Data for the task START

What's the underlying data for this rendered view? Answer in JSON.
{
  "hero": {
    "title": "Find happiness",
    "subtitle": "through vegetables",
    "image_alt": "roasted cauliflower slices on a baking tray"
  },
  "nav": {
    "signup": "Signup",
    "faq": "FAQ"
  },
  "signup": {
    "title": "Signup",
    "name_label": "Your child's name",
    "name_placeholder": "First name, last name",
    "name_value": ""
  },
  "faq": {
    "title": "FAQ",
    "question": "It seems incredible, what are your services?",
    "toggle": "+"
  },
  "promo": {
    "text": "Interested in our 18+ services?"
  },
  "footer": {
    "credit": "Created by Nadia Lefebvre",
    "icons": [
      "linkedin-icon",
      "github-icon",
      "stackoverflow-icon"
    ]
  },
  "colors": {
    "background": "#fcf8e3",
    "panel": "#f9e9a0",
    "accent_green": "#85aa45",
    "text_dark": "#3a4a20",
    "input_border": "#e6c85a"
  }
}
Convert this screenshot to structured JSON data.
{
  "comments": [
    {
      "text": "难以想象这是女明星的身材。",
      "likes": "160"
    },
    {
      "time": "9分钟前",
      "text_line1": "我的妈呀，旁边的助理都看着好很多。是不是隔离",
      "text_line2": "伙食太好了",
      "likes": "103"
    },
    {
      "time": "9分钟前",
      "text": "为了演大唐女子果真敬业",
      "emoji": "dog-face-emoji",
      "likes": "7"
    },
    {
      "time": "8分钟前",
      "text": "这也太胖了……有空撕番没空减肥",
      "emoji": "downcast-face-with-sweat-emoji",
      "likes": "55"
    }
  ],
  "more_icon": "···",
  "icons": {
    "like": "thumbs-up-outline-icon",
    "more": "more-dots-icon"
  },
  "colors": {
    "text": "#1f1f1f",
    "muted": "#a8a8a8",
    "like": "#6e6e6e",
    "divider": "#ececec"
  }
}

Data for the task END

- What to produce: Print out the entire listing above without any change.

- Answer below:
What's the underlying data for this rendered view? Answer in JSON.
{
  "hero": {
    "title": "Find happiness",
    "subtitle": "through vegetables",
    "image_alt": "roasted cauliflower slices on a baking tray"
  },
  "nav": {
    "signup": "Signup",
    "faq": "FAQ"
  },
  "signup": {
    "title": "Signup",
    "name_label": "Your child's name",
    "name_placeholder": "First name, last name",
    "name_value": ""
  },
  "faq": {
    "title": "FAQ",
    "question": "It seems incredible, what are your services?",
    "toggle": "+"
  },
  "promo": {
    "text": "Interested in our 18+ services?"
  },
  "footer": {
    "credit": "Created by Nadia Lefebvre",
    "icons": [
      "linkedin-icon",
      "github-icon",
      "stackoverflow-icon"
    ]
  },
  "colors": {
    "background": "#fcf8e3",
    "panel": "#f9e9a0",
    "accent_green": "#85aa45",
    "text_dark": "#3a4a20",
    "input_border": "#e6c85a"
  }
}
Convert this screenshot to structured JSON data.
{
  "comments": [
    {
      "text": "难以想象这是女明星的身材。",
      "likes": "160"
    },
    {
      "time": "9分钟前",
      "text_line1": "我的妈呀，旁边的助理都看着好很多。是不是隔离",
      "text_line2": "伙食太好了",
      "likes": "103"
    },
    {
      "time": "9分钟前",
      "text": "为了演大唐女子果真敬业",
      "emoji": "dog-face-emoji",
      "likes": "7"
    },
    {
      "time": "8分钟前",
      "text": "这也太胖了……有空撕番没空减肥",
      "emoji": "downcast-face-with-sweat-emoji",
      "likes": "55"
    }
  ],
  "more_icon": "···",
  "icons": {
    "like": "thumbs-up-outline-icon",
    "more": "more-dots-icon"
  },
  "colors": {
    "text": "#1f1f1f",
    "muted": "#a8a8a8",
    "like": "#6e6e6e",
    "divider": "#ececec"
  }
}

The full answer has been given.